I started reading the book Just Kids by Patti Smith. I only just started the book. And so far I just can not help but think about me growing up on Long Island, New York. Patti’s bohemian beginnings were my beginnings. I too was/am the artist. I had my own tribe gathered from a hodgepodge of fringe people who will always be on the outside. These people were my family. We shared poetry. We sang songs. We danced. We indulged (sometimes too often) in mind altering substances. We soon realised that that was not as important as our ability and compulsion to create.

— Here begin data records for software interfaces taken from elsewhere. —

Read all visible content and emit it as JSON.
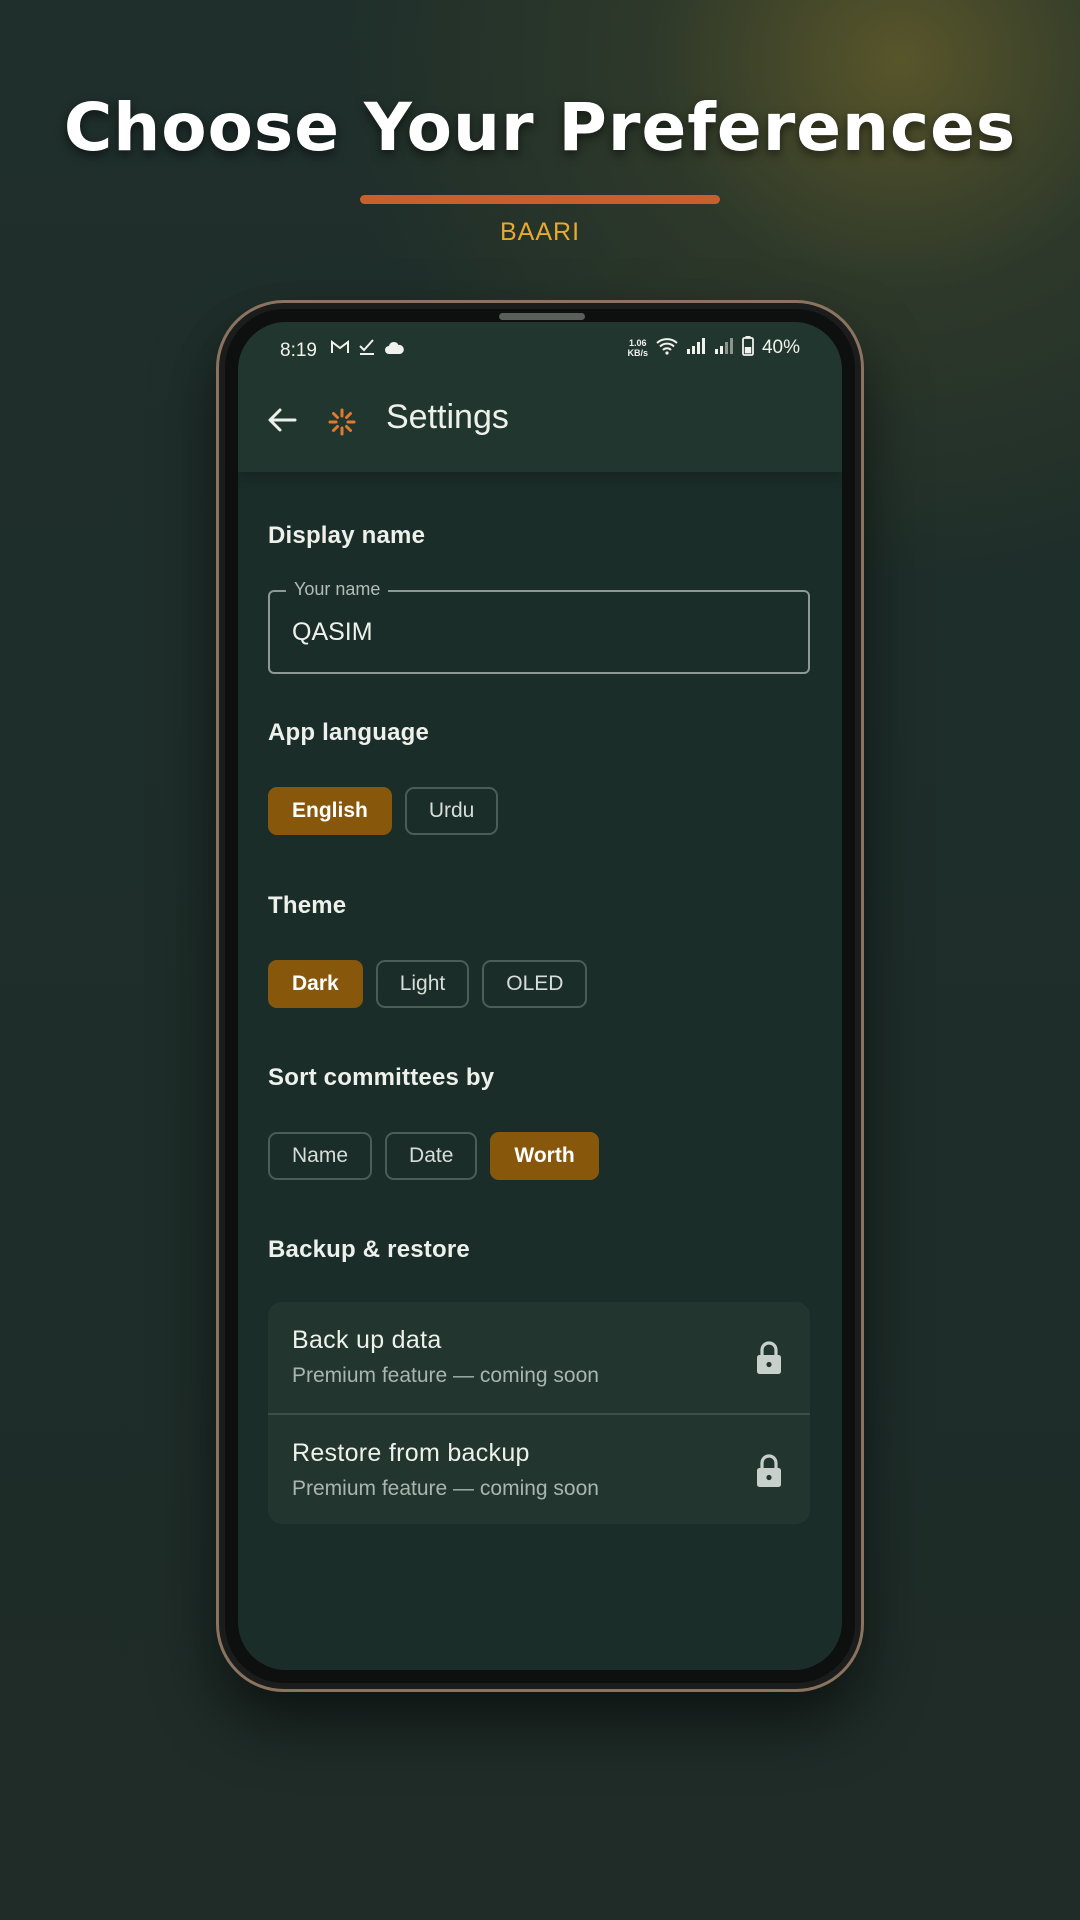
{
  "headline": "Choose Your Preferences",
  "brand": "BAARI",
  "colors": {
    "accent_bar": "#c8602e",
    "brand_text": "#e9a92a",
    "chip_selected": "#87580b"
  },
  "status_bar": {
    "time": "8:19",
    "left_icons": [
      "gmail-icon",
      "task-check-icon",
      "cloud-icon"
    ],
    "net_speed_value": "1.06",
    "net_speed_unit": "KB/s",
    "right_icons": [
      "wifi-icon",
      "signal-icon",
      "signal-icon",
      "battery-icon"
    ],
    "battery": "40%"
  },
  "app_bar": {
    "back_icon": "back-arrow-icon",
    "logo_icon": "app-logo-icon",
    "title": "Settings"
  },
  "display_name": {
    "section_title": "Display name",
    "field_label": "Your name",
    "value": "QASIM"
  },
  "language": {
    "section_title": "App language",
    "options": [
      {
        "label": "English",
        "selected": true
      },
      {
        "label": "Urdu",
        "selected": false
      }
    ]
  },
  "theme": {
    "section_title": "Theme",
    "options": [
      {
        "label": "Dark",
        "selected": true
      },
      {
        "label": "Light",
        "selected": false
      },
      {
        "label": "OLED",
        "selected": false
      }
    ]
  },
  "sort": {
    "section_title": "Sort committees by",
    "options": [
      {
        "label": "Name",
        "selected": false
      },
      {
        "label": "Date",
        "selected": false
      },
      {
        "label": "Worth",
        "selected": true
      }
    ]
  },
  "backup": {
    "section_title": "Backup & restore",
    "items": [
      {
        "title": "Back up data",
        "subtitle": "Premium feature — coming soon",
        "icon": "lock-icon"
      },
      {
        "title": "Restore from backup",
        "subtitle": "Premium feature — coming soon",
        "icon": "lock-icon"
      }
    ]
  }
}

We trampled to the train to escape the Island and go to the City. Me wearing my shit kickers and thrift shop clothes. We were an eclectic lot. We were not trying to be like anyone else except ourselves. Ourselves who had been shunned in cliquish high school and snubbed in university. We ventured to St Mark’s Place. It was our street. Our place. Our time.
That seems so long ago but inside I am that young lady who is quick with her tongue and ready to take on the establishment. But it is the enforced conformity that comes with territory of getting older. Getting married. Getting divorced. Getting sick. Realising you are not so young when your back hurts from standing too long on the platform waiting for the tram. To go to a job that is paying your bills but stealing your soul.
It could be our time again. It could be ours all of the time. If only we could just be who we really are all of the time. Why can’t we?